The town also has some beautiful bike trails and walking paths, giving visitors no shortage of places to meander. While out on our bikes one evening, we even got a friendly welcome from Canadian Bambi!!!
Speaking of friendly welcomes, while the campground we stayed at was the kind of place we generally don’t like (read: Where you’re ass-to-elbow with your neighbors), everyone we met was so incredibly friendly, it didn’t even matter. When we first arrived, not one but two neighbors came over to offer their assistance, (whaaaaat????). We also noticed that several seasonal residents had signs inviting folks to come by and hang out on their patios, and everyone we encountered on our walks was happy to say hello.
Random fun fact: The word “amazing” is kindof like nails on a chalkboard to me. If you go back and read this entire blog (which you really should, it’s amazing), you will not find that word anywhere before today. Perhaps it’s bizarre, but I think most people have some word or phrase or cliche that drives them nuts, and for me, it’s “amazing.” I think it’s because I spend a lot of time reading travel blogs and Instagram posts where it is used All. The. Time. And when it’s used to describe, say, the Grand Canyon, or a thousand year old Sequoia tree, or Crater Lake, I have no problem. But when it’s used to describe a chicken sandwich, a little part of me dies. And it’s been used to describe a LOT of chicken sandwiches.
So when I spent an afternoon visiting Kingsbrae Garden, and the word that kept coming to my mind was “Amazing,” I had a bit of a crisis of conscience.
But eventually I decided not to despair….
Because, unlike the chicken sandwiches often extolled on Instagram, these gardens are actually mind boggling.
The 27 acre property is divided into some 19 individual themed gardens and filled with unique pieces of art. The smaller gardens include flower gardens, a container garden, a touch garden for the visually impaired, a butterfly garden, a children’s garden, a meditation garden, a maze, and an orchard. There’s also a small animal enclosure with alpacas, goats, and, reportedly, other animals (they were being shy when I visited).
What was so – wait for it – amazing to me was the variation of plant life, the planning that obviously goes into what appears to be organized chaos within the gardens, and the fact that all of this grows so beautifully in Canada…a country known more for its snow shoeing opportunities than its greenery.
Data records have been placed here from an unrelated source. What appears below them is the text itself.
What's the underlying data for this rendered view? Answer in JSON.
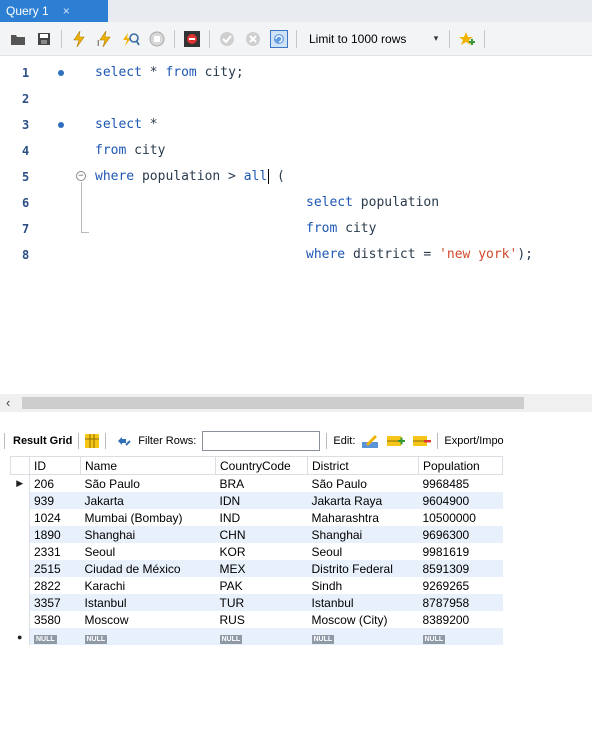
{
  "tab": {
    "title": "Query 1",
    "close": "×"
  },
  "toolbar": {
    "limit_label": "Limit to 1000 rows",
    "dropdown": "▾",
    "icons": [
      "folder-icon",
      "save-icon",
      "execute-icon",
      "execute-current-icon",
      "explain-icon",
      "stop-icon",
      "toggle-error-icon",
      "commit-icon",
      "rollback-icon",
      "autocommit-icon",
      "add-snippet-icon"
    ]
  },
  "editor": {
    "lines": [
      {
        "n": "1"
      },
      {
        "n": "2"
      },
      {
        "n": "3"
      },
      {
        "n": "4"
      },
      {
        "n": "5"
      },
      {
        "n": "6"
      },
      {
        "n": "7"
      },
      {
        "n": "8"
      }
    ],
    "tokens": {
      "l1_kw1": "select",
      "l1_rest": " * ",
      "l1_kw2": "from",
      "l1_id": " city;",
      "l3_kw": "select",
      "l3_rest": " *",
      "l4_kw": "from",
      "l4_id": " city",
      "l5_kw1": "where",
      "l5_id": " population > ",
      "l5_kw2": "all",
      "l5_rest": " (",
      "l6_kw": "select",
      "l6_id": " population",
      "l7_kw": "from",
      "l7_id": " city",
      "l8_kw": "where",
      "l8_id": " district = ",
      "l8_str": "'new york'",
      "l8_rest": ");"
    }
  },
  "results": {
    "result_grid_label": "Result Grid",
    "filter_label": "Filter Rows:",
    "filter_value": "",
    "edit_label": "Edit:",
    "export_label": "Export/Impo",
    "columns": [
      "ID",
      "Name",
      "CountryCode",
      "District",
      "Population"
    ],
    "rows": [
      [
        "206",
        "São Paulo",
        "BRA",
        "São Paulo",
        "9968485"
      ],
      [
        "939",
        "Jakarta",
        "IDN",
        "Jakarta Raya",
        "9604900"
      ],
      [
        "1024",
        "Mumbai (Bombay)",
        "IND",
        "Maharashtra",
        "10500000"
      ],
      [
        "1890",
        "Shanghai",
        "CHN",
        "Shanghai",
        "9696300"
      ],
      [
        "2331",
        "Seoul",
        "KOR",
        "Seoul",
        "9981619"
      ],
      [
        "2515",
        "Ciudad de México",
        "MEX",
        "Distrito Federal",
        "8591309"
      ],
      [
        "2822",
        "Karachi",
        "PAK",
        "Sindh",
        "9269265"
      ],
      [
        "3357",
        "Istanbul",
        "TUR",
        "Istanbul",
        "8787958"
      ],
      [
        "3580",
        "Moscow",
        "RUS",
        "Moscow (City)",
        "8389200"
      ]
    ],
    "null_label": "NULL",
    "current_row_marker": "▶",
    "new_row_marker": "●"
  },
  "colors": {
    "tab": "#2d7fd4",
    "keyword": "#1e57b5",
    "string": "#d14a2c",
    "row_alt": "#e8f0fb"
  }
}
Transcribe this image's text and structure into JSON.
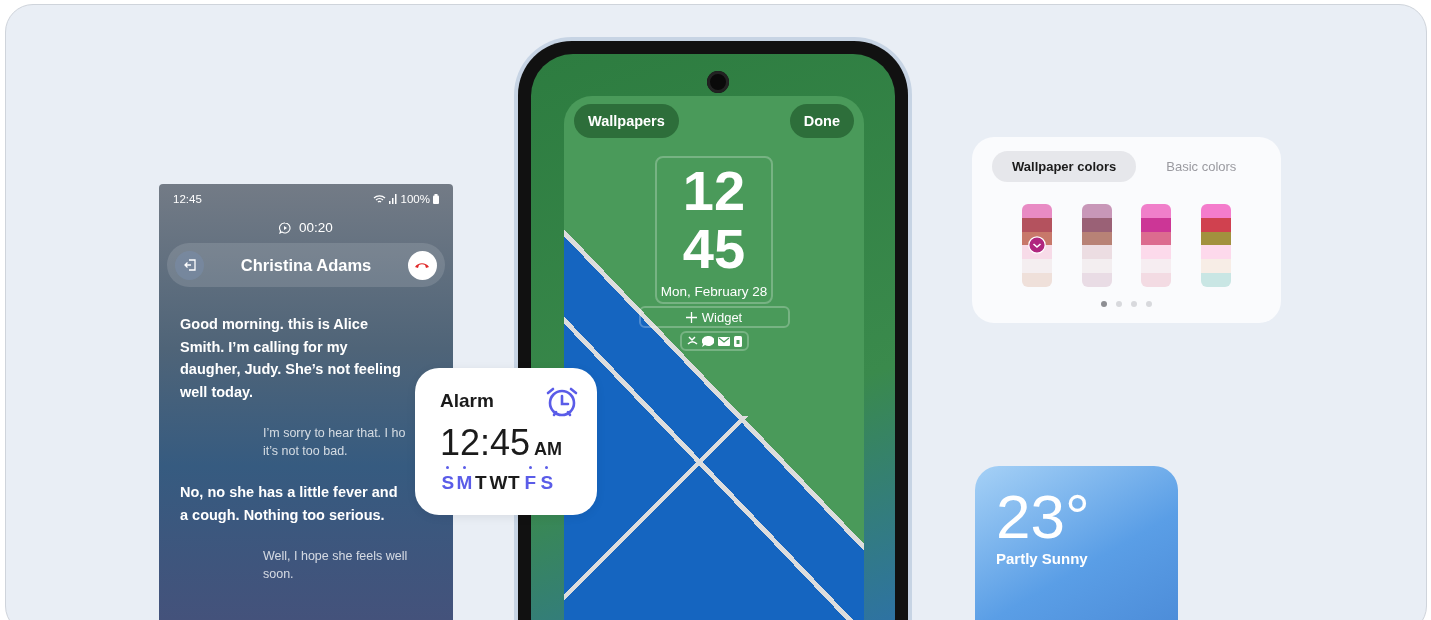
{
  "call": {
    "status_time": "12:45",
    "battery": "100%",
    "duration": "00:20",
    "caller": "Christina Adams",
    "messages": [
      {
        "kind": "caller",
        "lines": [
          "Good morning. this is Alice",
          "Smith. I’m calling for my",
          "daugher, Judy. She’s not feeling",
          "well today."
        ]
      },
      {
        "kind": "reply",
        "lines": [
          "I’m sorry to hear that. I ho",
          "it’s not too bad."
        ]
      },
      {
        "kind": "caller",
        "lines": [
          "No, no she has a little fever and",
          "a cough. Nothing too serious."
        ]
      },
      {
        "kind": "reply",
        "lines": [
          "Well, I hope she feels well",
          "soon."
        ]
      }
    ]
  },
  "alarm": {
    "title": "Alarm",
    "time": "12:45",
    "period": "AM",
    "days": [
      {
        "label": "S",
        "selected": true
      },
      {
        "label": "M",
        "selected": true
      },
      {
        "label": "T",
        "selected": false
      },
      {
        "label": "W",
        "selected": false
      },
      {
        "label": "T",
        "selected": false
      },
      {
        "label": "F",
        "selected": true
      },
      {
        "label": "S",
        "selected": true
      }
    ]
  },
  "lock_screen": {
    "wallpapers_button": "Wallpapers",
    "done_button": "Done",
    "hour": "12",
    "minute": "45",
    "date": "Mon, February 28",
    "widget_button": "Widget"
  },
  "palette": {
    "tabs": [
      {
        "label": "Wallpaper colors",
        "selected": true
      },
      {
        "label": "Basic colors",
        "selected": false
      }
    ],
    "palettes": [
      {
        "selected": true,
        "swatches": [
          {
            "color": "#e88bc4"
          },
          {
            "color": "#b4525e"
          },
          {
            "color": "#c8786a"
          },
          {
            "color": "#f7dbe8"
          },
          {
            "color": "#f4eef0"
          },
          {
            "color": "#efe0da"
          }
        ]
      },
      {
        "selected": false,
        "swatches": [
          {
            "color": "#c897b8"
          },
          {
            "color": "#9a6176"
          },
          {
            "color": "#b88276"
          },
          {
            "color": "#ecdde2"
          },
          {
            "color": "#f3eef0"
          },
          {
            "color": "#e9dce5"
          }
        ]
      },
      {
        "selected": false,
        "swatches": [
          {
            "color": "#f07fca"
          },
          {
            "color": "#cc3696"
          },
          {
            "color": "#dc6b8f"
          },
          {
            "color": "#fcdaeb"
          },
          {
            "color": "#f6edf1"
          },
          {
            "color": "#f3dbe3"
          }
        ]
      },
      {
        "selected": false,
        "swatches": [
          {
            "color": "#f47ccc"
          },
          {
            "color": "#d0414f"
          },
          {
            "color": "#a2913e"
          },
          {
            "color": "#fdd9ec"
          },
          {
            "color": "#f7ede6"
          },
          {
            "color": "#c9e6e4"
          }
        ]
      }
    ],
    "pages": [
      {
        "selected": true
      },
      {
        "selected": false
      },
      {
        "selected": false
      },
      {
        "selected": false
      }
    ]
  },
  "weather": {
    "temperature": "23°",
    "condition": "Partly Sunny"
  }
}
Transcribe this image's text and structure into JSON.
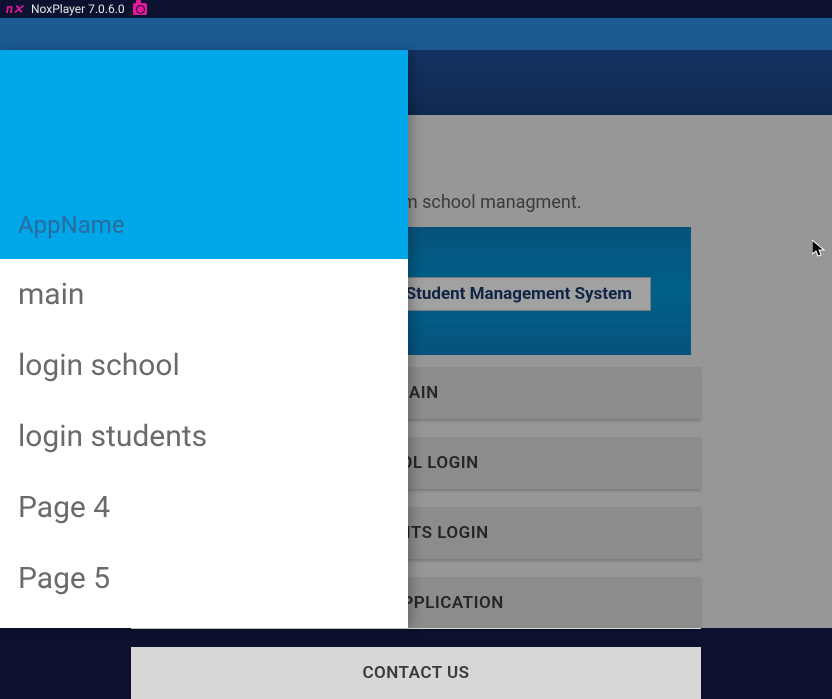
{
  "titlebar": {
    "app": "NoxPlayer 7.0.6.0",
    "logo": "nox"
  },
  "underlay": {
    "welcome": "Welcome to sysstem school managment.",
    "banner_label": "Student Management System",
    "buttons": {
      "main": "MAIN",
      "school_login": "SCHOOL LOGIN",
      "students_login": "STUDENTS LOGIN",
      "about": "ABOUT APPLICATION",
      "contact": "CONTACT US"
    }
  },
  "drawer": {
    "header": "AppName",
    "items": {
      "main": "main",
      "login_school": "login school",
      "login_students": "login students",
      "page4": "Page 4",
      "page5": "Page 5"
    }
  }
}
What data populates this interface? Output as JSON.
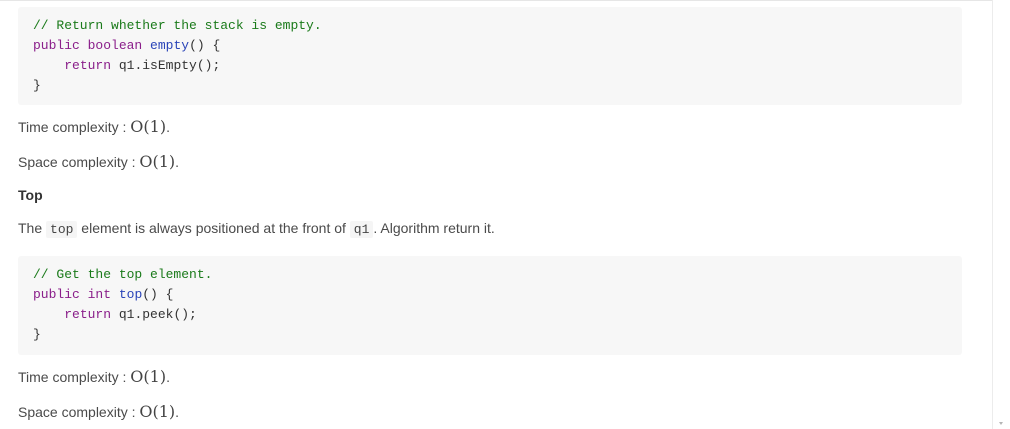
{
  "empty_section": {
    "code": {
      "comment": "// Return whether the stack is empty.",
      "kw_public": "public",
      "type": "boolean",
      "fn_name": "empty",
      "sig_tail": "() {",
      "kw_return": "return",
      "body_expr": "q1.isEmpty();",
      "close": "}"
    },
    "time_label": "Time complexity : ",
    "time_value": "O(1)",
    "time_end": ".",
    "space_label": "Space complexity : ",
    "space_value": "O(1)",
    "space_end": "."
  },
  "top_section": {
    "heading": "Top",
    "desc": {
      "pre": "The ",
      "code1": "top",
      "mid": " element is always positioned at the front of ",
      "code2": "q1",
      "post": ". Algorithm return it."
    },
    "code": {
      "comment": "// Get the top element.",
      "kw_public": "public",
      "type": "int",
      "fn_name": "top",
      "sig_tail": "() {",
      "kw_return": "return",
      "body_expr": "q1.peek();",
      "close": "}"
    },
    "time_label": "Time complexity : ",
    "time_value": "O(1)",
    "time_end": ".",
    "space_label": "Space complexity : ",
    "space_value": "O(1)",
    "space_end": "."
  }
}
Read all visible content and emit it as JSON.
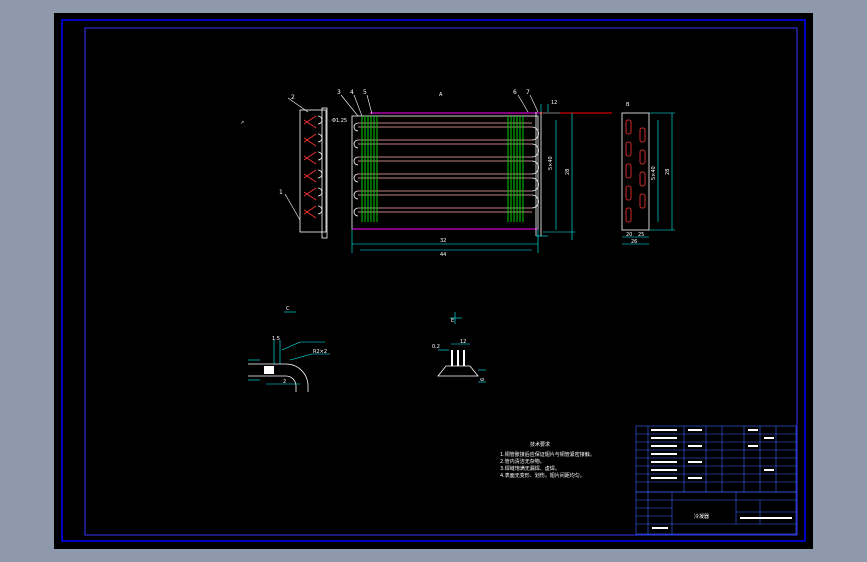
{
  "views": {
    "left_labels": [
      "2",
      "1"
    ],
    "top_labels": [
      "3",
      "4",
      "5",
      "6",
      "7"
    ],
    "tube_label": "Φ1.25",
    "center_label": "A",
    "dim_12": "12",
    "dim_inner": "32",
    "dim_overall": "44",
    "right_label": "B",
    "right_dim_bottom_a": "20",
    "right_dim_bottom_b": "25",
    "right_dim_side": "26",
    "pitch_a": "5×40",
    "pitch_b": "5×40"
  },
  "details": {
    "detail1_title": "C",
    "detail1_dims": [
      "1.5",
      "2",
      "R2×2"
    ],
    "detail2_title": "E",
    "detail2_dims": [
      "12",
      "0.2",
      "6"
    ]
  },
  "notes": {
    "title": "技术要求",
    "lines": [
      "1.铜管胀接后应保证翅片与铜管紧密接触。",
      "2.管内清洁无杂物。",
      "3.焊缝饱满无漏焊、虚焊。",
      "4.表面无变形、划伤，翅片间距均匀。"
    ]
  },
  "title_block": {
    "drawing_name": "冷凝器",
    "rows": 8
  },
  "colors": {
    "frame_border": "#0000ff",
    "line": "#ffffff",
    "fin": "#00cc00",
    "header": "#ff00ff",
    "dimension": "#00ffff",
    "accent": "#ff0000"
  }
}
I would expect horticultural perfection of this magnitude in San Diego, not Eastern Canada.
The property is absolutely astounding, nee…Amazing! and I strongly suggest you visit if you are anywhere within 100 miles of Saint Andrews.
And before my next photo collage, I thought you would appreciate a little poem I wrote…
Roses are red
Violets are blue
I know no one actually wants to look at 400 pictures of individual flowers
But too late
Wait… should I try to turn that into a Haiku??
We’ve made our way back to Canada after our brief return to the United States. We don’t have any concrete answers on Dixie’s situation (naturally), but the vet had some theories and we are making treatment decisions based on those theories. Hopefully, we’ll see some improvement soon. I’ll write more about all of that in my next post. In the meantime, the doctor gave us the go ahead to continue with our travel plans, so that’s what we’re doing.
And with that, I will now get ready for my brothers to start texting me about how everything in their life is “amazing” since they now know it annoys me.
Ah well…. Until next time….
Where we stayed: Kiwanis Oceanfront Camping